Anne Chisholm

Henrietta Bingham holds the whip hand with Stephen Tomlin at Ham Spray, home of Lytton Strachey and Dora Carrington

Good stories of bad Bloomsbury behaviour

Even the Group considered Bunny Garnett and Henrietta Bingham quite ‘wayward’. Their powerful charms appealed to both sexes, says Anne Chisholm — and they even managed a fling together


Germaine Greer's mad, passionate quest to heal Australia

Like an old woman in a fairy story, Germaine Greer, now in her late seventies, has taken to lurking in…

Woman in black: Madeleine St John, due for revival. 
‘Her steadiest relationships were with a series of cats’

Breakdowns, suicide attempts — and four great novels

Among the clever young Australians who came over here in the 1960s to find themselves and make their mark, a…

Almost English, by Charlotte Mendelson - review

Novels about growing up have two great themes: loss of innocence and the forging of identity. With this sparky, sharp-eyed…

Truth and beauty

Almost 20 years ago, Alice Munro, the Canadian genius of the short story, was interviewed by the Paris Review. She…

The serpent in the garden

Loss of innocence happens to us all and is one of the great themes of literature. With The River, a…

What was it all for?

What happens to a novelist who becomes the conscience of a nation? Nadine Gordimer, who is now 89 and whose…


Irrepressible: The Life and Times of Jessica Mitford by Leslie Brody

Has the Mitford saga delighted us long enough?
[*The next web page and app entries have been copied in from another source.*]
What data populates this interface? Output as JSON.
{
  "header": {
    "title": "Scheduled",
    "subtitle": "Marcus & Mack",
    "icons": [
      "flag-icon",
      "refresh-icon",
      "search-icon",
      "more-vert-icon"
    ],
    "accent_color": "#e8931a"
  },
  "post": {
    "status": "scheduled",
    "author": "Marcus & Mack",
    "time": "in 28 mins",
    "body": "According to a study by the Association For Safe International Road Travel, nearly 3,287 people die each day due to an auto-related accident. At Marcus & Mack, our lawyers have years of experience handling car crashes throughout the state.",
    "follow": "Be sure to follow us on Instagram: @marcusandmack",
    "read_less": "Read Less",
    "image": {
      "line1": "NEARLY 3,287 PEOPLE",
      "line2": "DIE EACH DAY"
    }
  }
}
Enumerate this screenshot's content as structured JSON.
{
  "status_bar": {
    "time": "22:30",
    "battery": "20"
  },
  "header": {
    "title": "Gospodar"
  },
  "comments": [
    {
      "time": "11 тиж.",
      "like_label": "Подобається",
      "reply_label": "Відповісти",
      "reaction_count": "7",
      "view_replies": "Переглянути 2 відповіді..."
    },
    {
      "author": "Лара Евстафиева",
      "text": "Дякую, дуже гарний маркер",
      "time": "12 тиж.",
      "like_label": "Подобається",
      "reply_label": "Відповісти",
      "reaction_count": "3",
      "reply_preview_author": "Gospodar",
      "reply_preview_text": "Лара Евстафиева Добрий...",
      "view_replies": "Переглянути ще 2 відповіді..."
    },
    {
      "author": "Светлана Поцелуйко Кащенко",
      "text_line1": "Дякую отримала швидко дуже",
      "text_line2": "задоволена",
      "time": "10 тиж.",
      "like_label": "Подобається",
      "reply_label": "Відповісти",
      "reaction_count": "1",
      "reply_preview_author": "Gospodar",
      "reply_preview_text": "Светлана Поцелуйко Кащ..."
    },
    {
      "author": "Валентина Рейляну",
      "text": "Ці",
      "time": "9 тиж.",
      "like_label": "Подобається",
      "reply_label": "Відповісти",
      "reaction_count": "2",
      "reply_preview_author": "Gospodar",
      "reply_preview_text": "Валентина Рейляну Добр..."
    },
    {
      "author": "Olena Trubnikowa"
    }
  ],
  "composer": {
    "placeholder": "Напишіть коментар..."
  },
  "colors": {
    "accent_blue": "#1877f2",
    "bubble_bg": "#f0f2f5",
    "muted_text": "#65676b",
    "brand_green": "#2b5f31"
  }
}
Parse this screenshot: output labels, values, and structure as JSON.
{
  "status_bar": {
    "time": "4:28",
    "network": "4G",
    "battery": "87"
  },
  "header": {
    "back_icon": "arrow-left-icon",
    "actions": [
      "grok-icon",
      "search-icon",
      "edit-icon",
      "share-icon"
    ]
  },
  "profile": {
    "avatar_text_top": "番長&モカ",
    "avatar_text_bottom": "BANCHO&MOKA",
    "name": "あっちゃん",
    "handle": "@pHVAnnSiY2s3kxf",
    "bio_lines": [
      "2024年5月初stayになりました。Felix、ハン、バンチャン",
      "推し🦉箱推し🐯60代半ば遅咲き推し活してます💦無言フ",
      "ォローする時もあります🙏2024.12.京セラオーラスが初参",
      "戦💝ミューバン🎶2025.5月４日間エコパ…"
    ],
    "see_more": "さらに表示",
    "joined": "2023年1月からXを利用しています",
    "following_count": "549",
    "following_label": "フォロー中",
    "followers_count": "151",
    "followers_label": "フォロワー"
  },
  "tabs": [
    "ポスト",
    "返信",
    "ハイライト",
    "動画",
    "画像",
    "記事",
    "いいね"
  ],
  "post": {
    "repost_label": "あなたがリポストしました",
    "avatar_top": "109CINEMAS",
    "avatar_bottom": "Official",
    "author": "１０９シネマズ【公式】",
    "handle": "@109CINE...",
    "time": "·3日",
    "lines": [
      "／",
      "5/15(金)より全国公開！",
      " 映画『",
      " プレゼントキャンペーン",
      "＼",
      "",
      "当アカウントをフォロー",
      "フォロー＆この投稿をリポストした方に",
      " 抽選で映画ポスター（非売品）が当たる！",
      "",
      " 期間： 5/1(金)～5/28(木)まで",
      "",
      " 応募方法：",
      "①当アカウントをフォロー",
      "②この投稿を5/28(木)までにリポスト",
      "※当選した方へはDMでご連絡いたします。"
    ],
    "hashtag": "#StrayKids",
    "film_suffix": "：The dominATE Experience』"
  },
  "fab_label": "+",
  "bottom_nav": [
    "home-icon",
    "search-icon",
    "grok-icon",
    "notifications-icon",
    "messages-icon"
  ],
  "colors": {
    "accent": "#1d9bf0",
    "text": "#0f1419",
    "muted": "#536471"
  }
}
Some 17 non-fiction books about the family, mostly by its own members,…


What did you do in the war, Mummy?

By tradition, ‘What did you do in the war?’ is a question children address to Daddy, not to Mummy.


A grief ago

The cautionary slogan ‘less is more’ has never been the American writer Joyce Carol Oates’ watchword.


Lessons for life

All modern biographies, one could say, are books of secrets; certainly all biographers during the past four decades have felt entitled to ferret around in their subject’s private as well as public lives.


No love lost

There is chick lit, or witless, ill-written, juvenile popular fiction, and then there is superior chick lit, which is smart and amusing and written for grown ups.


Her own best invention

Lesley Blanch, who died in 2007 aged almost 103, did not want this book written.


An institution to love and cherish

Books about marriage, like the battered old institution itself, come in and out of fashion with writers, readers and politicians, but never quite die away.

Jim’s especial foibles

As a young man in the 1970s Michael Bloch was the architectural historian and diarist James Lees- Milne’s last (if, we are assured, platonic) attachment, and later became his literary executor.

Raising the last glass

My Father’s Tears, by John Updike

The benefit of the doubt

Wolf Hall, by Hilary Mantel

Deborah Mitford

The châtelaine and the wanderer

In Tearing Haste: Letters between Deborah Devonshire and Patrick Leigh Fermor, edited by Charlotte Mosley

Growing old gracefully

Ninety may be the new 70, but it is also seriously old, and no picnic. In her short, sharp, disconcerting…

A very honourable rebel

In the autumn of 1995 Jessica Mitford, the youngest of the sisters, known to one and all since childhood as…

Fighting free of Father

When the second world war began, Nicholas Mosley, the distinguished novelist son of the fascist leader Sir Oswald, who thought…

Rampant fascism near Henley

There can seldom have been a better first sentence in a book by a daughter about her mother: ‘“Heil Hitler!”…

The dangerous edge of things

Listing page content here If her name rings a bell at all, Mary Wesley, who died aged 90 in 2002,…

Counting fewer and fewer blessings

One of these anthologies (Late Youth) is small and sprightly, with a pretty, jaunty cover depicting one cheery old person…

A bad judge, except of art

According to this new biography by an earnest, academically inclined American, Peggy Guggenheim deserves to be given a respected place…